The band does make a difference in this models case. According to this advert the watch is actually a "Champion", although I'm not sure what is meant by 'plain case'.

Bulova band makes a difference

Posted June 28, 2012 - 6:05am

In reply to by mybulova_admin

No way is it the Champion.Take away the "grooved edges", and you are left with a case very similar to the 1953 Nugent, and probably what the Champion looks like.

In ALL other ads for this case shape between1954-1957, it is referred to as the "Senator", and in ALL the ads they have expanding rolled gold bands. When othe case derivatives of the Senator appeared in 1955 they are all given designation letters, or confusion would ensue. In THREE different ads this case shape is referred to as the "A". Maybe some letter designations refer to band type, but not in this case. This is obvious if properly researched with the data we have at hand. No axe to grind, no hidden agenda, no trying to blow smoke up anyone's backside. Just cold hard facts.

Posted June 28, 2012 - 7:47am

In reply to by bobbee

No way is it the Champion.Take away the "grooved edges", and you are left with a case very similar to the 1953 Nugent, and probably what the Champion looks like.

Bobbee, you just made the statement that this is not a Champion, therefore you must know what the Champion looks like and have evidence to prove this statement. We would certainly love to see this evidence.

Why are you taking away the grooved edges? Is that your take on what the advert means by plain case? Why would the advert group a totally different watch together with this one. That makes no sense and we have no evidence of it being done before. In fact we have evidence showing a number of examples where variants of a watch based on its strap are grouped under its ad listing.

If you are talking 'cold hard facts' then it does not get any colder than this. We have an advert indicating that this same watch (with a plain case, whatever that may mean and we can't assume anything here) with a leather strap is called the Champion.

I agree with the statement that ALL other adverts for this case label it as Senator or Senator "A". You have no arguement there, but they are also ALL listed with the expansion band.

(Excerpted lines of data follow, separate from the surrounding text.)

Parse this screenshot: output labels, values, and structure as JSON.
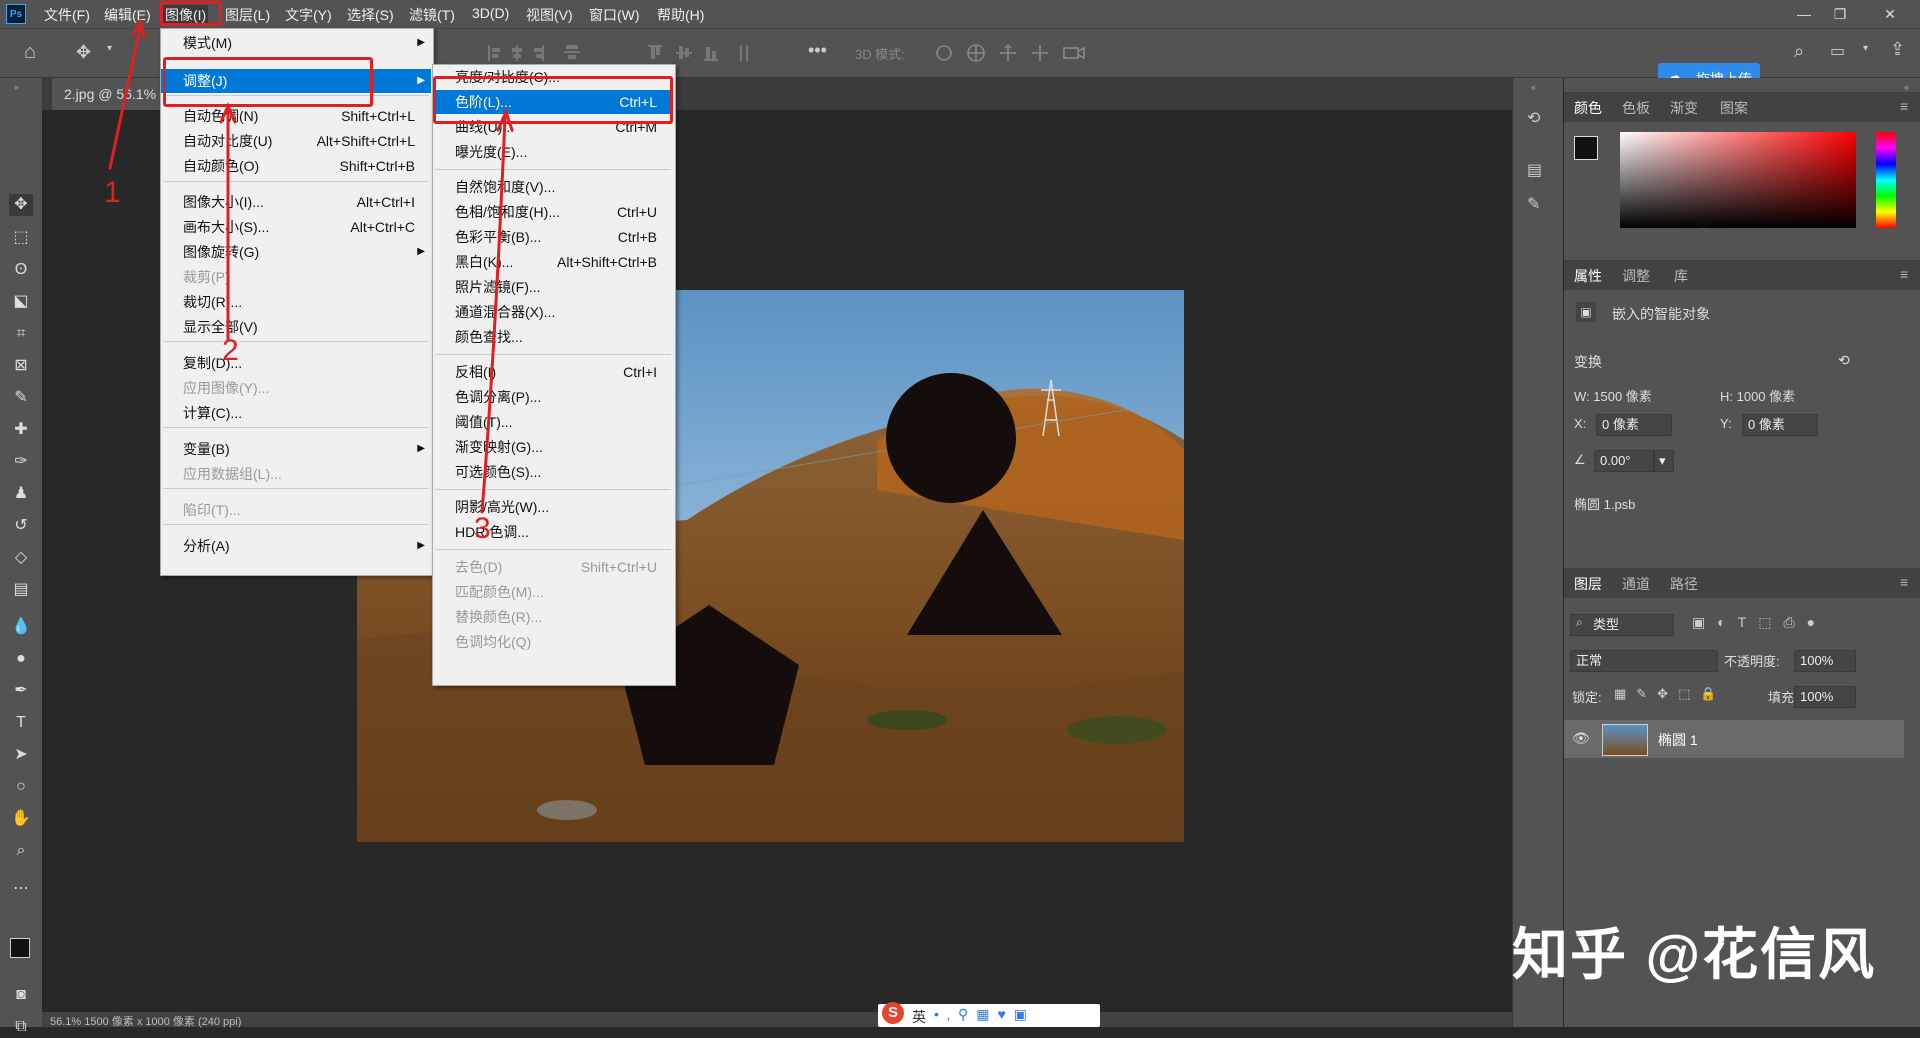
{
  "app": {
    "logo": "Ps"
  },
  "menubar": {
    "items": [
      "文件(F)",
      "编辑(E)",
      "图像(I)",
      "图层(L)",
      "文字(Y)",
      "选择(S)",
      "滤镜(T)",
      "3D(D)",
      "视图(V)",
      "窗口(W)",
      "帮助(H)"
    ],
    "window_buttons": [
      "—",
      "❐",
      "✕"
    ]
  },
  "optbar": {
    "label_3d": "3D 模式:",
    "cloud_button": "拖拽上传"
  },
  "document": {
    "tab_title": "2.jpg @ 56.1%",
    "status": "56.1%  1500 像素 x 1000 像素 (240 ppi)"
  },
  "image_menu": {
    "items": [
      {
        "label": "模式(M)",
        "shortcut": "",
        "submenu": true,
        "disabled": false
      },
      {
        "label": "调整(J)",
        "shortcut": "",
        "submenu": true,
        "disabled": false,
        "highlight": true
      },
      {
        "label": "自动色调(N)",
        "shortcut": "Shift+Ctrl+L",
        "disabled": false
      },
      {
        "label": "自动对比度(U)",
        "shortcut": "Alt+Shift+Ctrl+L",
        "disabled": false
      },
      {
        "label": "自动颜色(O)",
        "shortcut": "Shift+Ctrl+B",
        "disabled": false
      },
      {
        "label": "图像大小(I)...",
        "shortcut": "Alt+Ctrl+I",
        "disabled": false
      },
      {
        "label": "画布大小(S)...",
        "shortcut": "Alt+Ctrl+C",
        "disabled": false
      },
      {
        "label": "图像旋转(G)",
        "shortcut": "",
        "submenu": true,
        "disabled": false
      },
      {
        "label": "裁剪(P)",
        "shortcut": "",
        "disabled": true
      },
      {
        "label": "裁切(R)...",
        "shortcut": "",
        "disabled": false
      },
      {
        "label": "显示全部(V)",
        "shortcut": "",
        "disabled": false
      },
      {
        "label": "复制(D)...",
        "shortcut": "",
        "disabled": false
      },
      {
        "label": "应用图像(Y)...",
        "shortcut": "",
        "disabled": true
      },
      {
        "label": "计算(C)...",
        "shortcut": "",
        "disabled": false
      },
      {
        "label": "变量(B)",
        "shortcut": "",
        "submenu": true,
        "disabled": false
      },
      {
        "label": "应用数据组(L)...",
        "shortcut": "",
        "disabled": true
      },
      {
        "label": "陷印(T)...",
        "shortcut": "",
        "disabled": true
      },
      {
        "label": "分析(A)",
        "shortcut": "",
        "submenu": true,
        "disabled": false
      }
    ]
  },
  "adjust_menu": {
    "items": [
      {
        "label": "亮度/对比度(C)...",
        "shortcut": "",
        "disabled": false
      },
      {
        "label": "色阶(L)...",
        "shortcut": "Ctrl+L",
        "disabled": false,
        "highlight": true
      },
      {
        "label": "曲线(U)...",
        "shortcut": "Ctrl+M",
        "disabled": false
      },
      {
        "label": "曝光度(E)...",
        "shortcut": "",
        "disabled": false
      },
      {
        "label": "自然饱和度(V)...",
        "shortcut": "",
        "disabled": false
      },
      {
        "label": "色相/饱和度(H)...",
        "shortcut": "Ctrl+U",
        "disabled": false
      },
      {
        "label": "色彩平衡(B)...",
        "shortcut": "Ctrl+B",
        "disabled": false
      },
      {
        "label": "黑白(K)...",
        "shortcut": "Alt+Shift+Ctrl+B",
        "disabled": false
      },
      {
        "label": "照片滤镜(F)...",
        "shortcut": "",
        "disabled": false
      },
      {
        "label": "通道混合器(X)...",
        "shortcut": "",
        "disabled": false
      },
      {
        "label": "颜色查找...",
        "shortcut": "",
        "disabled": false
      },
      {
        "label": "反相(I)",
        "shortcut": "Ctrl+I",
        "disabled": false
      },
      {
        "label": "色调分离(P)...",
        "shortcut": "",
        "disabled": false
      },
      {
        "label": "阈值(T)...",
        "shortcut": "",
        "disabled": false
      },
      {
        "label": "渐变映射(G)...",
        "shortcut": "",
        "disabled": false
      },
      {
        "label": "可选颜色(S)...",
        "shortcut": "",
        "disabled": false
      },
      {
        "label": "阴影/高光(W)...",
        "shortcut": "",
        "disabled": false
      },
      {
        "label": "HDR 色调...",
        "shortcut": "",
        "disabled": false
      },
      {
        "label": "去色(D)",
        "shortcut": "Shift+Ctrl+U",
        "disabled": true
      },
      {
        "label": "匹配颜色(M)...",
        "shortcut": "",
        "disabled": true
      },
      {
        "label": "替换颜色(R)...",
        "shortcut": "",
        "disabled": true
      },
      {
        "label": "色调均化(Q)",
        "shortcut": "",
        "disabled": true
      }
    ]
  },
  "color_panel": {
    "tabs": [
      "颜色",
      "色板",
      "渐变",
      "图案"
    ]
  },
  "properties_panel": {
    "tabs": [
      "属性",
      "调整",
      "库"
    ],
    "object_type": "嵌入的智能对象",
    "transform_label": "变换",
    "w": "W:  1500 像素",
    "h": "H:  1000 像素",
    "x_label": "X:",
    "x_value": "0 像素",
    "y_label": "Y:",
    "y_value": "0 像素",
    "angle": "0.00°",
    "file": "椭圆 1.psb"
  },
  "layers_panel": {
    "tabs": [
      "图层",
      "通道",
      "路径"
    ],
    "filter": "类型",
    "blend": "正常",
    "opacity_label": "不透明度:",
    "opacity": "100%",
    "lock_label": "锁定:",
    "fill_label": "填充:",
    "fill": "100%",
    "layer_name": "椭圆 1"
  },
  "watermark": "知乎 @花信风",
  "annotations": [
    "1",
    "2",
    "3"
  ],
  "ime": {
    "label": "英"
  },
  "colors": {
    "highlight": "#0078d7",
    "annotation": "#e02020",
    "cloud": "#2d8ceb"
  }
}
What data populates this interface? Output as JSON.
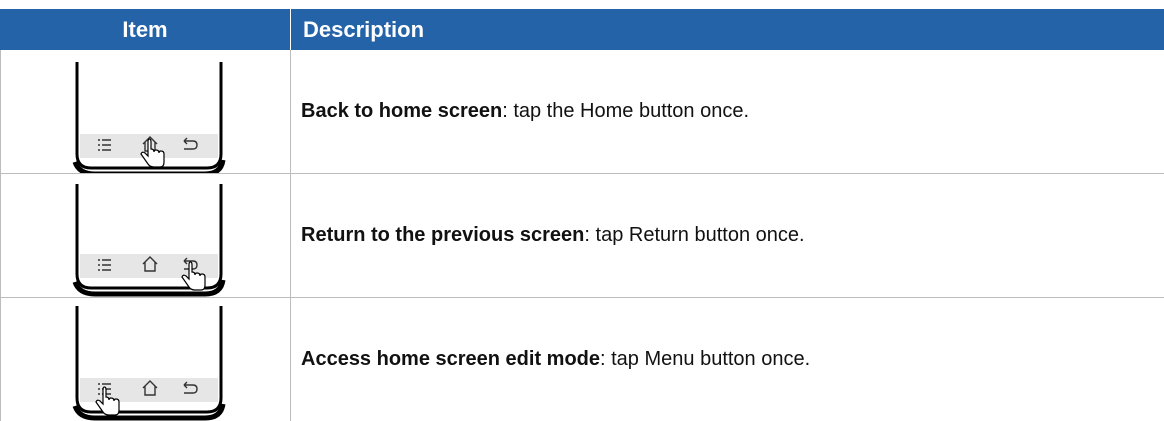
{
  "table": {
    "headers": {
      "item": "Item",
      "description": "Description"
    },
    "rows": [
      {
        "bold": "Back to home screen",
        "rest": ": tap the Home button once.",
        "tapped": "home-icon"
      },
      {
        "bold": "Return to the previous screen",
        "rest": ": tap Return button once.",
        "tapped": "return-icon"
      },
      {
        "bold": "Access home screen edit mode",
        "rest": ": tap Menu button once.",
        "tapped": "menu-icon"
      }
    ]
  },
  "colors": {
    "header_bg": "#2563a8",
    "header_text": "#ffffff",
    "bar_bg": "#e6e6e6"
  }
}
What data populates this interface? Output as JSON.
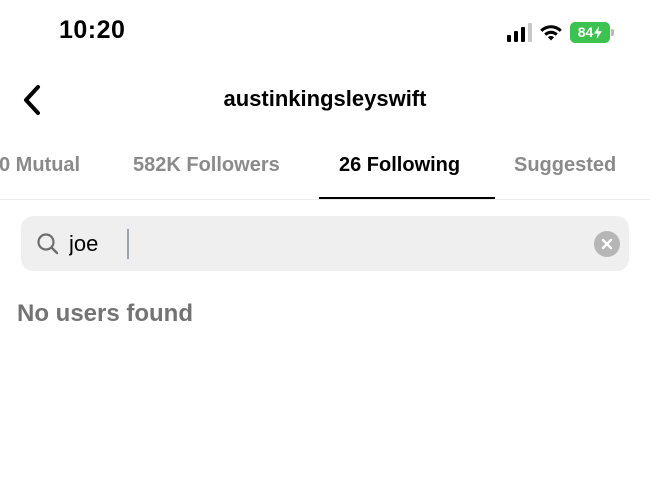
{
  "status_bar": {
    "time": "10:20",
    "battery": "84",
    "icons": [
      "cellular-signal-icon",
      "wifi-icon",
      "battery-charging-icon"
    ]
  },
  "header": {
    "back_icon": "chevron-left-icon",
    "title": "austinkingsleyswift"
  },
  "tabs": [
    {
      "label": "0 Mutual",
      "active": false
    },
    {
      "label": "582K Followers",
      "active": false
    },
    {
      "label": "26 Following",
      "active": true
    },
    {
      "label": "Suggested",
      "active": false
    }
  ],
  "search": {
    "value": "joe",
    "icon": "search-icon",
    "clear_icon": "clear-icon"
  },
  "results": {
    "empty_message": "No users found"
  },
  "colors": {
    "battery": "#3bc24f",
    "search_bg": "#efefef",
    "inactive_tab": "#8a8a8a",
    "empty_text": "#737373"
  }
}
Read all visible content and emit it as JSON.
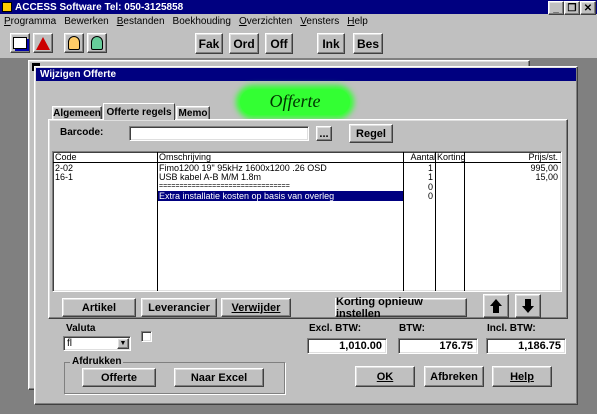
{
  "app": {
    "title": "ACCESS Software  Tel: 050-3125858",
    "title_icon": "access-key-icon"
  },
  "menu": [
    "Programma",
    "Bewerken",
    "Bestanden",
    "Boekhouding",
    "Overzichten",
    "Vensters",
    "Help"
  ],
  "toolbar": {
    "fak": "Fak",
    "ord": "Ord",
    "off": "Off",
    "ink": "Ink",
    "bes": "Bes"
  },
  "dialog": {
    "title": "Wijzigen Offerte",
    "heading": "Offerte",
    "tabs": [
      "Algemeen",
      "Offerte regels",
      "Memo"
    ],
    "barcode_label": "Barcode:",
    "barcode_value": "",
    "browse_label": "...",
    "regel_label": "Regel",
    "columns": [
      "Code",
      "Omschrijving",
      "Aantal",
      "Korting",
      "Prijs/st."
    ],
    "rows": [
      {
        "code": "2-02",
        "desc": "Fimo1200 19\" 95kHz 1600x1200 .26 OSD",
        "qty": "1",
        "disc": "",
        "price": "995,00"
      },
      {
        "code": "16-1",
        "desc": "USB kabel A-B M/M 1.8m",
        "qty": "1",
        "disc": "",
        "price": "15,00"
      },
      {
        "code": "",
        "desc": "================================",
        "qty": "0",
        "disc": "",
        "price": ""
      },
      {
        "code": "",
        "desc": "Extra installatie kosten op basis van overleg",
        "qty": "0",
        "disc": "",
        "price": ""
      }
    ],
    "buttons": {
      "artikel": "Artikel",
      "leverancier": "Leverancier",
      "verwijder": "Verwijder",
      "korting": "Korting opnieuw instellen",
      "offerte": "Offerte",
      "excel": "Naar Excel",
      "ok": "OK",
      "afbreken": "Afbreken",
      "help": "Help"
    },
    "valuta_label": "Valuta",
    "valuta_value": "fl",
    "afdrukken_label": "Afdrukken",
    "excl_label": "Excl. BTW:",
    "btw_label": "BTW:",
    "incl_label": "Incl. BTW:",
    "excl_value": "1,010.00",
    "btw_value": "176.75",
    "incl_value": "1,186.75"
  },
  "colors": {
    "titlebar": "#000080",
    "face": "#c0c0c0",
    "heading_green": "#33ff33",
    "selection": "#000080"
  }
}
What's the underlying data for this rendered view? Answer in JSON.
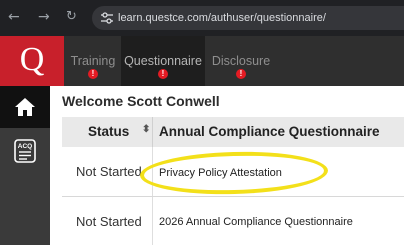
{
  "browser": {
    "url": "learn.questce.com/authuser/questionnaire/",
    "back_icon": "arrow-left-icon",
    "forward_icon": "arrow-right-icon",
    "reload_icon": "reload-icon",
    "site_info_icon": "tune-icon"
  },
  "header": {
    "logo_letter": "Q",
    "brand_color": "#c8202b",
    "tabs": [
      {
        "label": "Training",
        "alert": "!",
        "active": false
      },
      {
        "label": "Questionnaire",
        "alert": "!",
        "active": true
      },
      {
        "label": "Disclosure",
        "alert": "!",
        "active": false
      }
    ]
  },
  "sidebar": {
    "items": [
      {
        "icon": "home-icon",
        "active": true
      },
      {
        "icon": "acq-icon",
        "text": "ACQ",
        "active": false
      }
    ]
  },
  "main": {
    "welcome": "Welcome Scott Conwell",
    "table": {
      "columns": [
        "Status",
        "Annual Compliance Questionnaire"
      ],
      "sort_glyph": "⬍",
      "rows": [
        {
          "status": "Not Started",
          "name": "Privacy Policy Attestation"
        },
        {
          "status": "Not Started",
          "name": "2026 Annual Compliance Questionnaire"
        }
      ]
    },
    "highlight_color": "#f3e01a"
  }
}
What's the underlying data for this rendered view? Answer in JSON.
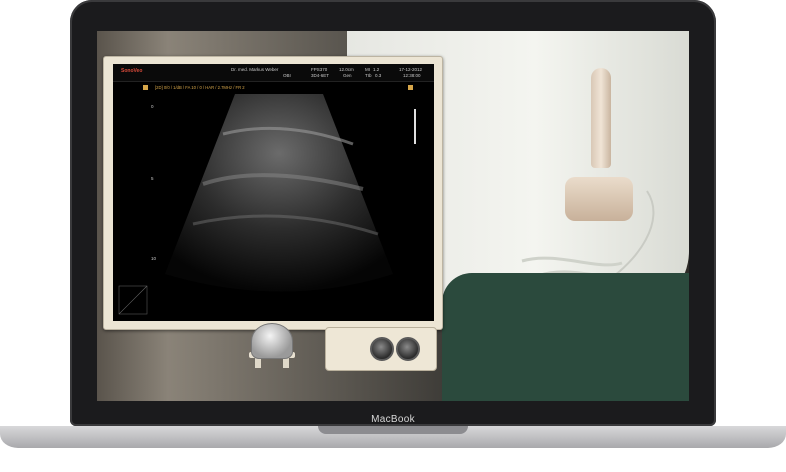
{
  "device": {
    "brand_label": "MacBook"
  },
  "ultrasound": {
    "logo": "SonoVeo",
    "header": {
      "operator": "Dr. med. Markus Weber",
      "clinic": "OBI",
      "fps": "FPS370",
      "probe": "3D4-6ET",
      "depth": "12.0cm",
      "gen": "Gen",
      "mi_label": "MI",
      "mi_value": "1.2",
      "tib_label": "TIb",
      "tib_value": "0.3",
      "date": "17-12-2012",
      "time": "12:38:00"
    },
    "status_line": "[2D] 0/0 / 1/dB / FA 10 / 0 / HAR / 2.7MHz / FR 2",
    "depth_marks": [
      "0",
      "5",
      "10"
    ]
  },
  "icons": {
    "knob_left": "knob-icon",
    "knob_right": "knob-icon",
    "trackball": "trackball-icon"
  },
  "colors": {
    "monitor_bezel": "#ece5d4",
    "ultrasound_bg": "#000000",
    "status_text": "#d6a64a",
    "pants": "#2b4a3d",
    "laptop_lid": "#1b1b1d"
  }
}
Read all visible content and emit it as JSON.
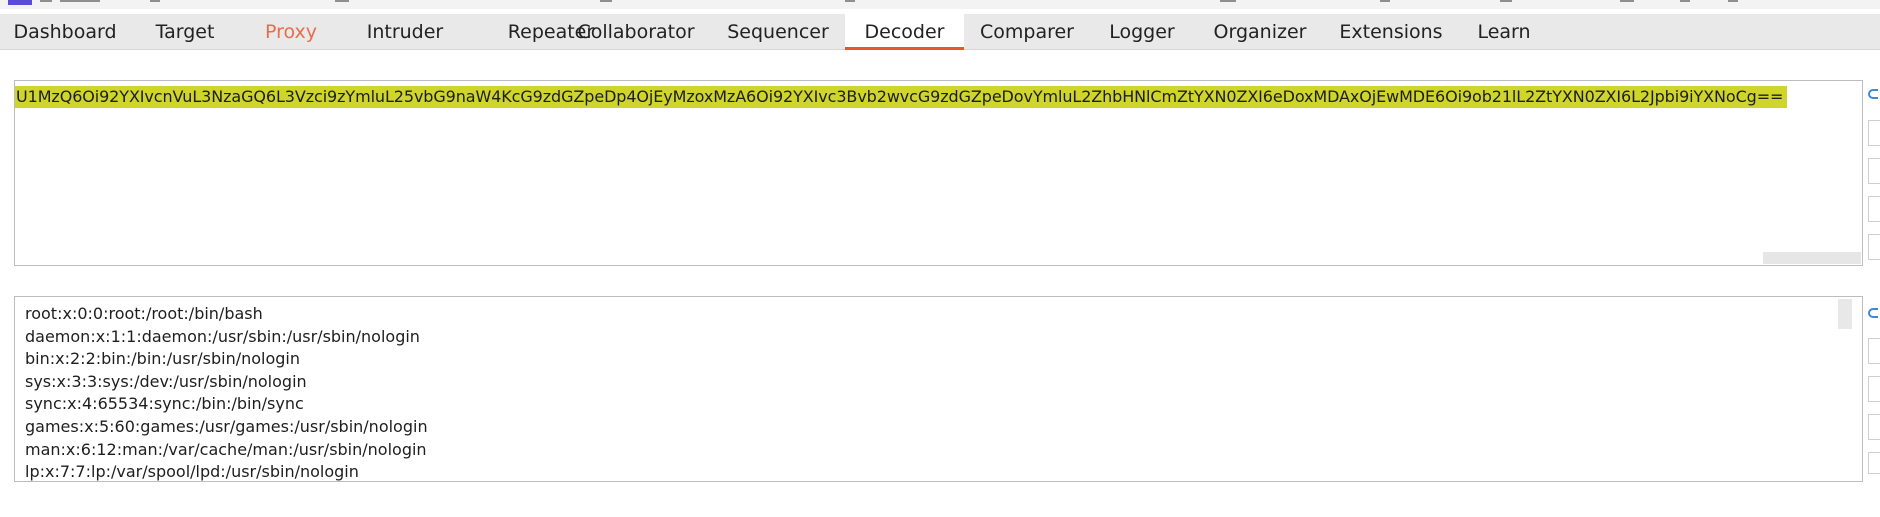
{
  "tabs": [
    {
      "label": "Dashboard",
      "state": "normal"
    },
    {
      "label": "Target",
      "state": "normal"
    },
    {
      "label": "Proxy",
      "state": "highlighted"
    },
    {
      "label": "Intruder",
      "state": "normal"
    },
    {
      "label": "Repeater",
      "state": "normal"
    },
    {
      "label": "Collaborator",
      "state": "normal"
    },
    {
      "label": "Sequencer",
      "state": "normal"
    },
    {
      "label": "Decoder",
      "state": "active"
    },
    {
      "label": "Comparer",
      "state": "normal"
    },
    {
      "label": "Logger",
      "state": "normal"
    },
    {
      "label": "Organizer",
      "state": "normal"
    },
    {
      "label": "Extensions",
      "state": "normal"
    },
    {
      "label": "Learn",
      "state": "normal"
    }
  ],
  "decoder": {
    "input_text": "U1MzQ6Oi92YXIvcnVuL3NzaGQ6L3Vzci9zYmluL25vbG9naW4KcG9zdGZpeDp4OjEyMzoxMzA6Oi92YXIvc3Bvb2wvcG9zdGZpeDovYmluL2ZhbHNlCmZtYXN0ZXI6eDoxMDAxOjEwMDE6Oi9ob21lL2ZtYXN0ZXI6L2Jpbi9iYXNoCg==",
    "output_lines": [
      "root:x:0:0:root:/root:/bin/bash",
      "daemon:x:1:1:daemon:/usr/sbin:/usr/sbin/nologin",
      "bin:x:2:2:bin:/bin:/usr/sbin/nologin",
      "sys:x:3:3:sys:/dev:/usr/sbin/nologin",
      "sync:x:4:65534:sync:/bin:/bin/sync",
      "games:x:5:60:games:/usr/games:/usr/sbin/nologin",
      "man:x:6:12:man:/var/cache/man:/usr/sbin/nologin",
      "lp:x:7:7:lp:/var/spool/lpd:/usr/sbin/nologin"
    ]
  },
  "colors": {
    "accent": "#e8562a",
    "proxy_tab_text": "#e86d4a",
    "selection_highlight": "#cfd52b",
    "tabbar_background": "#e9e9e9",
    "radio_accent": "#3a8ad8"
  }
}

We have an advert that defines a model of a watch based on the simple fact that it comes with a leather strap version and is called the Champion.

You are assuming and guessing that plain case means minus the groves. There is simply no evidence that it means that.

This watch may very well have been a Senator "A" when it was purchased, we may never know. But like the Craftsmen/Tuxedo watch, when presented in the fashion that it is presented in and with the evidence we have at hand, we should be inclined to go with what the evidence is saying at this point in time. If we come up with another advert that shows the Champion that looks similar to this watch without the groves then we will have a deffinitive answer on the matter, but until such time we should not rule out this watch being a Champion.